→ TASK BRIEF: Answer with a single number: how many lines in the listing below include "tutorial"?
** MATERIAL SHOWN follows **
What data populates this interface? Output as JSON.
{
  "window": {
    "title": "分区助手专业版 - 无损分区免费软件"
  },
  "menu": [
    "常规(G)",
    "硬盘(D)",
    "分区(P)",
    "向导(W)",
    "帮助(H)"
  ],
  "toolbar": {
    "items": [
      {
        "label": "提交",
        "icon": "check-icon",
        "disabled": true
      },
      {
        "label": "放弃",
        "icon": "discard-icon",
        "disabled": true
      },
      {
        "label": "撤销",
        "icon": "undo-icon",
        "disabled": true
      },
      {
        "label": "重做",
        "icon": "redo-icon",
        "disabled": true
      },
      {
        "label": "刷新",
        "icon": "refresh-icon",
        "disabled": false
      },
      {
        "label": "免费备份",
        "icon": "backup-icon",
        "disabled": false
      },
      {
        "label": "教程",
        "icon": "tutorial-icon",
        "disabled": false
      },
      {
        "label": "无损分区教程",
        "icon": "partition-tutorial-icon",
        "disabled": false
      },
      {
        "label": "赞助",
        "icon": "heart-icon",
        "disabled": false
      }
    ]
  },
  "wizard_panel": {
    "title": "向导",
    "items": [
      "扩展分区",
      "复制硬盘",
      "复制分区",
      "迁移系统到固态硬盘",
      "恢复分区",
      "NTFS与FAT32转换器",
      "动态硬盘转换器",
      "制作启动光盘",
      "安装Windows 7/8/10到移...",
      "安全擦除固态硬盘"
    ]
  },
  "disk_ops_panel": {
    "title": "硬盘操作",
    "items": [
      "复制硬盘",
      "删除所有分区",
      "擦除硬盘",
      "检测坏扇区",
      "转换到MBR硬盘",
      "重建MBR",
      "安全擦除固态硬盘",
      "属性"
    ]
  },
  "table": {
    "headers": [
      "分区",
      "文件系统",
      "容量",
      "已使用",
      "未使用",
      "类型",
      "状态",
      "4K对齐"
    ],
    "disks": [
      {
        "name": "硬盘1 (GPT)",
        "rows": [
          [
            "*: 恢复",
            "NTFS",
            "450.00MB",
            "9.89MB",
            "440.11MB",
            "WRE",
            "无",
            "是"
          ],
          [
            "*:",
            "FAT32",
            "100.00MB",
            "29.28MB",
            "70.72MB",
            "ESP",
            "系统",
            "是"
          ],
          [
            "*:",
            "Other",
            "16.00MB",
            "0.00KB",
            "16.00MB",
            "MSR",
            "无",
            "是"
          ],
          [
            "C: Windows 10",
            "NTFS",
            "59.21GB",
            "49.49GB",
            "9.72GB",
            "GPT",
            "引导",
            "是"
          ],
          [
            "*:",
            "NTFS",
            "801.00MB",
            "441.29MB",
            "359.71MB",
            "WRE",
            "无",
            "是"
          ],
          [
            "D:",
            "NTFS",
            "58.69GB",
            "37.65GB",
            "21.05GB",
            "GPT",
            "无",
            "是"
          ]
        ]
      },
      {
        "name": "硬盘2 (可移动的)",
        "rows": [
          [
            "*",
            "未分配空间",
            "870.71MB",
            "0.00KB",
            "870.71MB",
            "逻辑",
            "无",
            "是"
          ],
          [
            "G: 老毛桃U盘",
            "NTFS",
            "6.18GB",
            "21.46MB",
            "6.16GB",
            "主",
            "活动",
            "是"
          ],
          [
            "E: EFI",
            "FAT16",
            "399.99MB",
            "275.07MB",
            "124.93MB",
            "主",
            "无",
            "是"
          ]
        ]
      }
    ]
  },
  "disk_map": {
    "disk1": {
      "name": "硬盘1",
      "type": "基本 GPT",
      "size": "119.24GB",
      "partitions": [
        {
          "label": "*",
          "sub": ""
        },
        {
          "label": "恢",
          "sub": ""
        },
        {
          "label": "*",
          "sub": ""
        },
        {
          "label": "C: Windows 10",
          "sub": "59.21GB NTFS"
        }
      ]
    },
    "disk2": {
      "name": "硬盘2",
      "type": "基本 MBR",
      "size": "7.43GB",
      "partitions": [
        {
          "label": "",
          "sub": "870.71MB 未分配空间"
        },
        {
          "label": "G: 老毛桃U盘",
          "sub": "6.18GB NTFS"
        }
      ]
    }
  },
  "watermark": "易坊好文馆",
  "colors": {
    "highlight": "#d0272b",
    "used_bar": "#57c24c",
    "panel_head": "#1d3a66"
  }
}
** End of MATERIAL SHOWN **
→ EXPECTED ANSWER: 2